Florida Gov. Ron DeSantis snapped at reporters when he was asked whether his administration was “cooking the books” on coronavirus deaths.
Rebekah Jones, who says she was fired after creating the state's COVID-19 database after refusing to manipulated statistics, claimed on Twitter that her former colleagues had been instructed to start "slowly deleting deaths and cases" to make it look like Florida had "made it over the hump," reported The Guardian.
BREAKING 3 OF 3 I've independently verified they've deleted at least 1200 cases in the last week.They're only repor… https://t.co/Nw4k1kwUX2— Rebekah Jones, MS, GISP (@Rebekah Jones, MS, GISP)1592947322.0
The state has been setting records for new cases every day, logging nearly 9,000 new cases and 13 percent positive cases on a day of record testing.
“They’re only reporting all these cases now so they can restrict reporting next week to make everyone think it’s over,” Jones said Tuesday.
She pointed out to WPEC-TV that the state does not count non-resident deaths when it reports coronavirus fatalities, while her database did.
"I do not separate those," Jones said. "I feel like communities don't really care what your state legal address is. If you were sick here, you died here, you died in a Florida hospital, you were going to the Florida grocery stores. That's what they care about."
DeSantis snapped at reporters when asked Thursday about Jones' allegations.
“You guys have been on the conspiracy bandwagon for months,” DeSantis said. “You need to move on. You really do. It's embarrassing at this point."
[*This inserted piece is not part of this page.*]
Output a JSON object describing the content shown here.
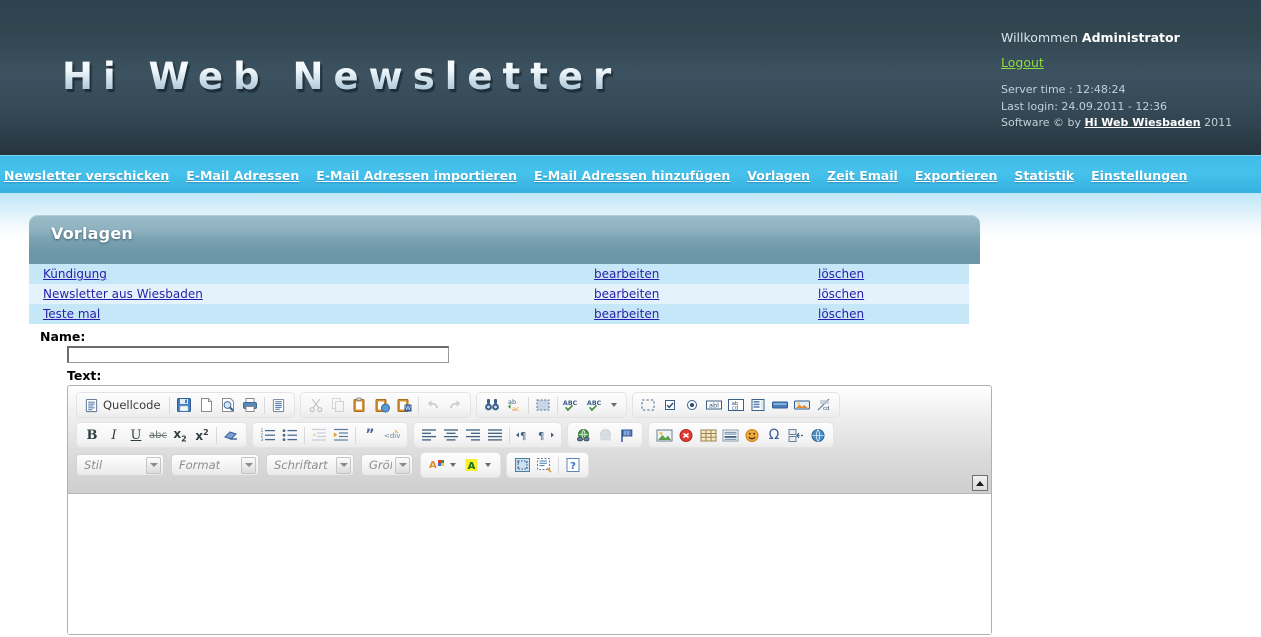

DeSantis has faced months of criticism for not issuing statewide shutdown orders or mandating mask usage, and Florida's outbreak is now spiraling out of control -- and Jones claims the administration is concealing important health data like the number of intensive care unit beds were being used.
"If we don't have any actual real grounding in how many ICU beds we have available in any given place," Jones said, "we have no idea what our capacity is in our health care system to absorb an influx of very sick people."
Jones said the Department of Health is planning to slow down the reporting of new cases next week to create a "bottleneck" and make it look like Florida is improving, so tourists will visit over the holiday weekend.
"The context that was added by an employee is that they are letting the number of real cases flow this week so that next week they can start to reduce the number of cases and make it look like Florida is over the hump, that we have hit the worst of it, it's all downhill from here," Jones told WPEC. "Come to Florida, celebrate July 4th weekend at whatever event or beach you want to vacation at and come one, come all. That is a very serious allegation, though for me at this point, not very shocking."